I believe coming-of-age must be a favourite subject for Dutch-Belgian director Dorothée Van Den Berghe – this is the second film of hers that I’ve seen delving into it. “My Queen Karo” is a delicate study of a young girl adjusting to life in an unconventional environment.
the film is set in the early seventies when nine year old Karo and her bohemian parents Dalia and Raven move into a squatter’s commune in Amsterdam. Within no time, Raven gets involved with Alice, a left-wing activist who already has a partner and two children, and he invites her to move into the commune. Obviously Dalia isn’t too happy with the arrangement but there’s little she could do to change Raven’s mind. She reluctantly accepts the ménage à trois by sharing Raven with Alice. Just as her parents come to terms with the new life they’d chosen, Karo finds herself adjusting to new realities. This is the heart of the film, as she sees her parent’s relationship change beyond what she’d have ideally preferred, and must find her own way to be happy. She still loves her parents, and although she is glad to have found new friends in Alice’s children – Daniel and Tara, swimming will become her passion, one she will pursue with rigour to distract herself from a less than ideal lifestyle.
While similar topics may have been discussed in film before, what makes this different is the careful and sensitive screenplay. It doesn’t divert too much of our attention away from young Karo – this film isn’t about her parents and their heartbreaks, but of Karo displaying a maturity beyond her years to adapt to the surroundings. All the principal actors give a fine performance, particularly pleasing is that of the adorable Anna Franziska Jaeger who plays Karo. The cinematography is appealing, as is the soundtrack, and I even loved the title credits. There are also instances of child nudity in the film, but it is deftly handled – there’s nothing here that ‘balanced’ individuals should be unduly concerned about. This is pretty much a mainstream film that needs a wider audience than it does. And that is why, this is Recommended Viewing..!

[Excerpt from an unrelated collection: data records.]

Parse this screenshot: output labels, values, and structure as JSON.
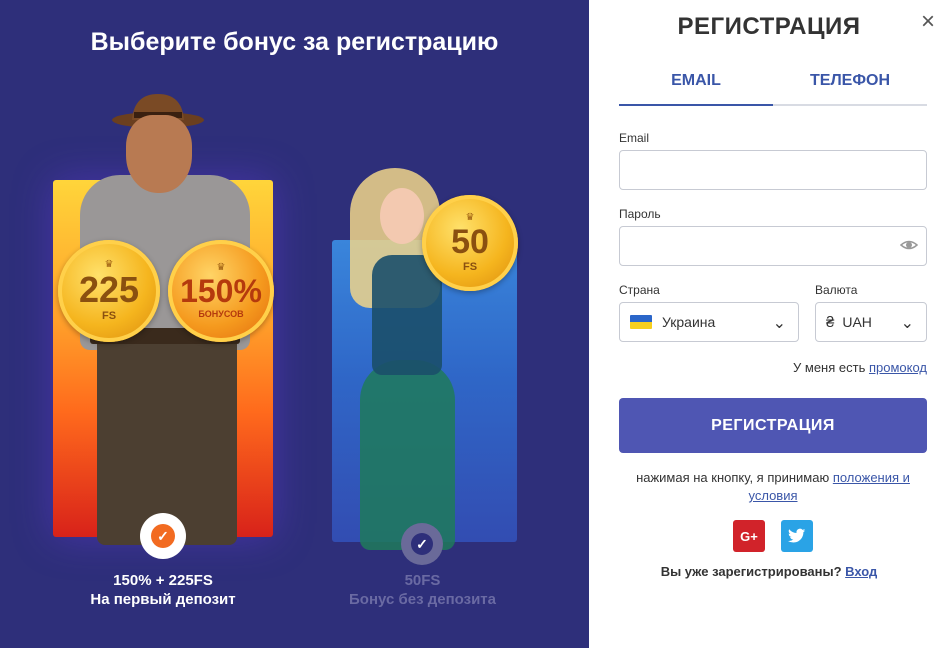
{
  "left": {
    "title": "Выберите бонус за регистрацию",
    "bonus_a": {
      "coin1_value": "225",
      "coin1_sub": "FS",
      "coin2_value": "150%",
      "coin2_sub": "БОНУСОВ",
      "line1": "150% + 225FS",
      "line2": "На первый депозит",
      "selected": true
    },
    "bonus_b": {
      "coin_value": "50",
      "coin_sub": "FS",
      "line1": "50FS",
      "line2": "Бонус без депозита",
      "selected": false
    }
  },
  "right": {
    "title": "РЕГИСТРАЦИЯ",
    "close_icon": "×",
    "tabs": [
      {
        "label": "EMAIL",
        "active": true
      },
      {
        "label": "ТЕЛЕФОН",
        "active": false
      }
    ],
    "email_label": "Email",
    "email_value": "",
    "password_label": "Пароль",
    "password_value": "",
    "country_label": "Страна",
    "country_value": "Украина",
    "currency_label": "Валюта",
    "currency_value": "UAH",
    "promo_text": "У меня есть",
    "promo_link": "промокод",
    "register_button": "РЕГИСТРАЦИЯ",
    "terms_text": "нажимая на кнопку, я принимаю",
    "terms_link": "положения и условия",
    "social": [
      "google-plus",
      "twitter"
    ],
    "login_text": "Вы уже зарегистрированы?",
    "login_link": "Вход"
  },
  "colors": {
    "left_bg": "#2e2f7a",
    "accent": "#4f56b3",
    "link": "#3a56a8",
    "check_orange": "#f26b21"
  }
}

Déborah François, Maria Kraakman, Matthias Schoenaerts, Anna Franziska Jaeger, Cezanne Q Cuypers, and Samuel du Chatinier